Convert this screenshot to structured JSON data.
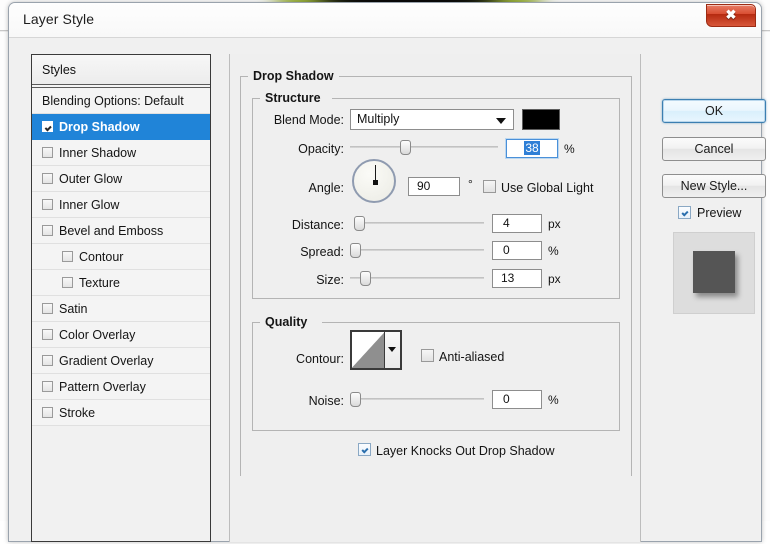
{
  "window": {
    "title": "Layer Style",
    "close_label": "✖"
  },
  "styles_panel": {
    "header": "Styles",
    "items": [
      {
        "label": "Blending Options: Default",
        "checkbox": "none",
        "checked": false,
        "selected": false,
        "indent": false
      },
      {
        "label": "Drop Shadow",
        "checkbox": "checkbox",
        "checked": true,
        "selected": true,
        "indent": false
      },
      {
        "label": "Inner Shadow",
        "checkbox": "checkbox",
        "checked": false,
        "selected": false,
        "indent": false
      },
      {
        "label": "Outer Glow",
        "checkbox": "checkbox",
        "checked": false,
        "selected": false,
        "indent": false
      },
      {
        "label": "Inner Glow",
        "checkbox": "checkbox",
        "checked": false,
        "selected": false,
        "indent": false
      },
      {
        "label": "Bevel and Emboss",
        "checkbox": "checkbox",
        "checked": false,
        "selected": false,
        "indent": false
      },
      {
        "label": "Contour",
        "checkbox": "checkbox",
        "checked": false,
        "selected": false,
        "indent": true
      },
      {
        "label": "Texture",
        "checkbox": "checkbox",
        "checked": false,
        "selected": false,
        "indent": true
      },
      {
        "label": "Satin",
        "checkbox": "checkbox",
        "checked": false,
        "selected": false,
        "indent": false
      },
      {
        "label": "Color Overlay",
        "checkbox": "checkbox",
        "checked": false,
        "selected": false,
        "indent": false
      },
      {
        "label": "Gradient Overlay",
        "checkbox": "checkbox",
        "checked": false,
        "selected": false,
        "indent": false
      },
      {
        "label": "Pattern Overlay",
        "checkbox": "checkbox",
        "checked": false,
        "selected": false,
        "indent": false
      },
      {
        "label": "Stroke",
        "checkbox": "checkbox",
        "checked": false,
        "selected": false,
        "indent": false
      }
    ]
  },
  "main": {
    "section_title": "Drop Shadow",
    "structure": {
      "title": "Structure",
      "blend_mode_label": "Blend Mode:",
      "blend_mode_value": "Multiply",
      "shadow_color": "#000000",
      "opacity_label": "Opacity:",
      "opacity_value": "38",
      "opacity_unit": "%",
      "angle_label": "Angle:",
      "angle_value": "90",
      "angle_unit": "°",
      "use_global_light_label": "Use Global Light",
      "use_global_light_checked": false,
      "distance_label": "Distance:",
      "distance_value": "4",
      "distance_unit": "px",
      "spread_label": "Spread:",
      "spread_value": "0",
      "spread_unit": "%",
      "size_label": "Size:",
      "size_value": "13",
      "size_unit": "px"
    },
    "quality": {
      "title": "Quality",
      "contour_label": "Contour:",
      "anti_aliased_label": "Anti-aliased",
      "anti_aliased_checked": false,
      "noise_label": "Noise:",
      "noise_value": "0",
      "noise_unit": "%"
    },
    "knockout_label": "Layer Knocks Out Drop Shadow",
    "knockout_checked": true
  },
  "buttons": {
    "ok": "OK",
    "cancel": "Cancel",
    "new_style": "New Style...",
    "preview_label": "Preview",
    "preview_checked": true
  },
  "colors": {
    "selection_blue": "#2084d8",
    "accent_blue": "#3c7fb1",
    "dialog_bg": "#efefef",
    "backdrop_green": "#9cb43c",
    "preview_shape": "#555555"
  }
}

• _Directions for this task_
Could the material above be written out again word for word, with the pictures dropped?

• _Result for this exercise_
Convert this screenshot to structured JSON data.
{
  "window": {
    "title": "Layer Style",
    "close_label": "✖"
  },
  "styles_panel": {
    "header": "Styles",
    "items": [
      {
        "label": "Blending Options: Default",
        "checkbox": "none",
        "checked": false,
        "selected": false,
        "indent": false
      },
      {
        "label": "Drop Shadow",
        "checkbox": "checkbox",
        "checked": true,
        "selected": true,
        "indent": false
      },
      {
        "label": "Inner Shadow",
        "checkbox": "checkbox",
        "checked": false,
        "selected": false,
        "indent": false
      },
      {
        "label": "Outer Glow",
        "checkbox": "checkbox",
        "checked": false,
        "selected": false,
        "indent": false
      },
      {
        "label": "Inner Glow",
        "checkbox": "checkbox",
        "checked": false,
        "selected": false,
        "indent": false
      },
      {
        "label": "Bevel and Emboss",
        "checkbox": "checkbox",
        "checked": false,
        "selected": false,
        "indent": false
      },
      {
        "label": "Contour",
        "checkbox": "checkbox",
        "checked": false,
        "selected": false,
        "indent": true
      },
      {
        "label": "Texture",
        "checkbox": "checkbox",
        "checked": false,
        "selected": false,
        "indent": true
      },
      {
        "label": "Satin",
        "checkbox": "checkbox",
        "checked": false,
        "selected": false,
        "indent": false
      },
      {
        "label": "Color Overlay",
        "checkbox": "checkbox",
        "checked": false,
        "selected": false,
        "indent": false
      },
      {
        "label": "Gradient Overlay",
        "checkbox": "checkbox",
        "checked": false,
        "selected": false,
        "indent": false
      },
      {
        "label": "Pattern Overlay",
        "checkbox": "checkbox",
        "checked": false,
        "selected": false,
        "indent": false
      },
      {
        "label": "Stroke",
        "checkbox": "checkbox",
        "checked": false,
        "selected": false,
        "indent": false
      }
    ]
  },
  "main": {
    "section_title": "Drop Shadow",
    "structure": {
      "title": "Structure",
      "blend_mode_label": "Blend Mode:",
      "blend_mode_value": "Multiply",
      "shadow_color": "#000000",
      "opacity_label": "Opacity:",
      "opacity_value": "38",
      "opacity_unit": "%",
      "angle_label": "Angle:",
      "angle_value": "90",
      "angle_unit": "°",
      "use_global_light_label": "Use Global Light",
      "use_global_light_checked": false,
      "distance_label": "Distance:",
      "distance_value": "4",
      "distance_unit": "px",
      "spread_label": "Spread:",
      "spread_value": "0",
      "spread_unit": "%",
      "size_label": "Size:",
      "size_value": "13",
      "size_unit": "px"
    },
    "quality": {
      "title": "Quality",
      "contour_label": "Contour:",
      "anti_aliased_label": "Anti-aliased",
      "anti_aliased_checked": false,
      "noise_label": "Noise:",
      "noise_value": "0",
      "noise_unit": "%"
    },
    "knockout_label": "Layer Knocks Out Drop Shadow",
    "knockout_checked": true
  },
  "buttons": {
    "ok": "OK",
    "cancel": "Cancel",
    "new_style": "New Style...",
    "preview_label": "Preview",
    "preview_checked": true
  },
  "colors": {
    "selection_blue": "#2084d8",
    "accent_blue": "#3c7fb1",
    "dialog_bg": "#efefef",
    "backdrop_green": "#9cb43c",
    "preview_shape": "#555555"
  }
}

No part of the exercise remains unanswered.